The Aussie editor whose identity was stolen to lure men by a Melbourne catfisher.

An Australian fashion editor — and former Mamamia employee — had her photos stolen and used as a catfishing lure for two years.

Jasmine Garnsworthy, who worked as Mamamia’s shopping editor in 2012, has described the bizarre encounter in an article published on Friday. And while imitation may be the highest form of flattery, this incident sounds downright creepy.

I was just really feeling the shiny highlighter for dinner tonight guys. ⭐️???? #dressedbyzac A photo posted by JASMINE GARNSWORTHY (@jasminegarnsworthy) on

The strange sequence of events began after a young woman from Melbourne added Jasmine as a Facebook friend.

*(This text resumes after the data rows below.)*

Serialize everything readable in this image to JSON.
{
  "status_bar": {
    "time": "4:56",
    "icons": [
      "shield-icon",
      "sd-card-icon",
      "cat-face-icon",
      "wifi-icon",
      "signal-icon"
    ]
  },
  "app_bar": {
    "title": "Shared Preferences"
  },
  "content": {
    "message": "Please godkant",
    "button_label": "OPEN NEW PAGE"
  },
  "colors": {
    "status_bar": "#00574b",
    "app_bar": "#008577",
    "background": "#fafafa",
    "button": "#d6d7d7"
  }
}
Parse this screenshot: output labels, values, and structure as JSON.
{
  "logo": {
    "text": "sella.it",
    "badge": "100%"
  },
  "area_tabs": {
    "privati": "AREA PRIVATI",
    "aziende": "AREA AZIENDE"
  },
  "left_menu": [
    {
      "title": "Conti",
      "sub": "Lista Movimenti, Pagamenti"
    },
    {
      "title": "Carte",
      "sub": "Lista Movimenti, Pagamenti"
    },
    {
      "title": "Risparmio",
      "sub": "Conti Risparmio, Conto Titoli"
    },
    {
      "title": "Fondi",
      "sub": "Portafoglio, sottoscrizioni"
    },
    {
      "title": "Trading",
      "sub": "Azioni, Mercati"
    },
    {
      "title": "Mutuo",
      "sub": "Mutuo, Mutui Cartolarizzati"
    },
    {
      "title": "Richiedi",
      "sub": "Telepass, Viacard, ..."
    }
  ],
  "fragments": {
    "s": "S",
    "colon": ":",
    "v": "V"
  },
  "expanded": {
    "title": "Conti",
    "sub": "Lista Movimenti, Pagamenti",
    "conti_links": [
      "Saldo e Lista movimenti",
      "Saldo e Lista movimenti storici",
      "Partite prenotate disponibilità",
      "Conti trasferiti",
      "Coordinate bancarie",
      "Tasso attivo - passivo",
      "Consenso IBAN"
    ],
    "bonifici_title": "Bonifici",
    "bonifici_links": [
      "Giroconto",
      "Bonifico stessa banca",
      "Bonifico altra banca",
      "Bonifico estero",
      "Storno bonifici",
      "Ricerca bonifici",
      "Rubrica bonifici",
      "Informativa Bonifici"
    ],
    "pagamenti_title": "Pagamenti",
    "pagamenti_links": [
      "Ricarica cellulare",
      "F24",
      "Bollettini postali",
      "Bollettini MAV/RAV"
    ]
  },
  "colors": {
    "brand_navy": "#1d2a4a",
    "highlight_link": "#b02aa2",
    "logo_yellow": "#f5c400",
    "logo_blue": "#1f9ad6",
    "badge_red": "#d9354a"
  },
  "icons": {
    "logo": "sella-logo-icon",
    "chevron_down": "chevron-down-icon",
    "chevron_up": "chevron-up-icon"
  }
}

The woman — a university student in Melbourne with whom Jasmine had mutual friends– then created a fake account using Jasmine’s photos under the name “Hannah.”

But her actions didn’t stop there: Bizzarely, the identity thief also created fake accounts for Jasmine’s family, friends and even pomeranian dog.

“Not only did this person seem to have access to all of my photos… but she (or he) had used the bullet points from my life to design their own digital fantasy world,” Garnsworthy wrote in the News Corp post.

“She even recreated a personal website I used to secure freelance work, claiming my credentials and experience, recreating my exact branding, and publishing it under her faux name.”


A photo posted by JASMINE GARNSWORTHY (@jasminegarnsworthy) on


Brisbane-born Stylecaster editor Jasmine, who now lives in New York City, reported the incident to police but wasn’t taken seriously.

She finally tracked the impersonator down when “Hannah” had checked in at her home – an address in Melbourne’s outer suburbs, where she lives with her parents.

Jasmine was able to make contact with the thief, who immediately “caved” and admitted she’d used Jasmine’s identity to engage in a number of online relationships with men.

“Tearfully, she told me about her strict family and her desire to ‘get attention from men’ with her pretend profile,” Jasmine recalled.

It transpired that “Hannah” had even spoken to these men in late-night phone calls and made a number of dates, which she’d cancelled at the last minute.

“As far as these men were concerned, she’d been a very real part of their lives for the past two years,” Jasmine writes.

Saturday afternoon in the village.   A photo posted by JASMINE GARNSWORTHY (@jasminegarnsworthy) on


Jasmine isn’t revealing the identity thief’s identity, but says the student has handed over the logins to the fake accounts — and it seems she’s stopped the catfishing behaviour for now.

And while Jasmine has written the incident off as the act of “an insecure, 20-something-year-old woman, and not someone more sinister,” we think the whole thing’s totally and utterly unsettling.

Remind us to think twice next time an unfamiliar face pops up in our “friend request” tab…

Feature photo: Instagram/@JasmineGarnsworthy